[Stored data — start]

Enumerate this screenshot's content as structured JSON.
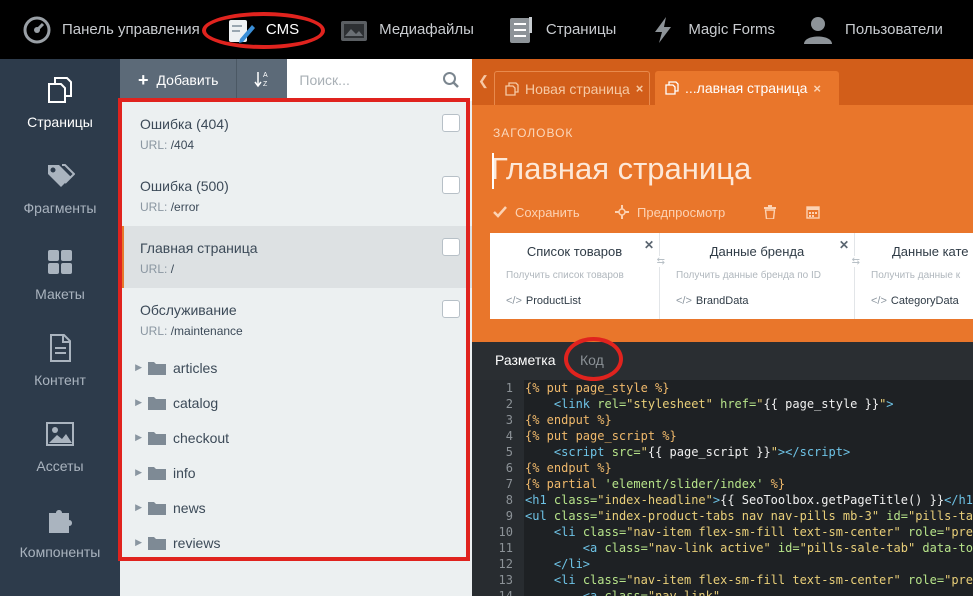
{
  "topbar": {
    "items": [
      {
        "label": "Панель управления",
        "icon": "dashboard-gauge-icon"
      },
      {
        "label": "CMS",
        "icon": "cms-pencil-icon",
        "active": true
      },
      {
        "label": "Медиафайлы",
        "icon": "media-photo-icon"
      },
      {
        "label": "Страницы",
        "icon": "pages-checklist-icon"
      },
      {
        "label": "Magic Forms",
        "icon": "lightning-icon"
      },
      {
        "label": "Пользователи",
        "icon": "user-icon"
      }
    ]
  },
  "leftnav": {
    "items": [
      {
        "label": "Страницы",
        "icon": "pages-icon",
        "active": true
      },
      {
        "label": "Фрагменты",
        "icon": "tags-icon"
      },
      {
        "label": "Макеты",
        "icon": "layouts-grid-icon"
      },
      {
        "label": "Контент",
        "icon": "content-document-icon"
      },
      {
        "label": "Ассеты",
        "icon": "assets-image-icon"
      },
      {
        "label": "Компоненты",
        "icon": "components-puzzle-icon"
      }
    ]
  },
  "list": {
    "add_label": "Добавить",
    "sort_label": "↓A-Z",
    "search_placeholder": "Поиск...",
    "url_prefix": "URL:",
    "pages": [
      {
        "title": "Ошибка (404)",
        "url": "/404"
      },
      {
        "title": "Ошибка (500)",
        "url": "/error"
      },
      {
        "title": "Главная страница",
        "url": "/",
        "active": true
      },
      {
        "title": "Обслуживание",
        "url": "/maintenance"
      }
    ],
    "folders": [
      "articles",
      "catalog",
      "checkout",
      "info",
      "news",
      "reviews"
    ]
  },
  "editor": {
    "tabs": [
      {
        "label": "Новая страница",
        "active": false
      },
      {
        "label": "...лавная страница",
        "active": true
      }
    ],
    "heading_label": "ЗАГОЛОВОК",
    "title_value": "Главная страница",
    "actions": {
      "save": "Сохранить",
      "preview": "Предпросмотр"
    },
    "components": [
      {
        "title": "Список товаров",
        "description": "Получить список товаров",
        "code": "ProductList"
      },
      {
        "title": "Данные бренда",
        "description": "Получить данные бренда по ID",
        "code": "BrandData"
      },
      {
        "title": "Данные кате",
        "description": "Получить данные к",
        "code": "CategoryData"
      }
    ],
    "code_tabs": {
      "markup": "Разметка",
      "code": "Код"
    },
    "code_lines": [
      "1",
      "2",
      "3",
      "4",
      "5",
      "6",
      "7",
      "8",
      "9",
      "10",
      "11",
      "12",
      "13",
      "14"
    ]
  },
  "colors": {
    "accent_orange": "#e9762b",
    "highlight_red": "#e0231e",
    "nav_bg": "#2d3b4b"
  }
}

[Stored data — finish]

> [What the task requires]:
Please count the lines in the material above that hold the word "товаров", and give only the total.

> [Task output]:
2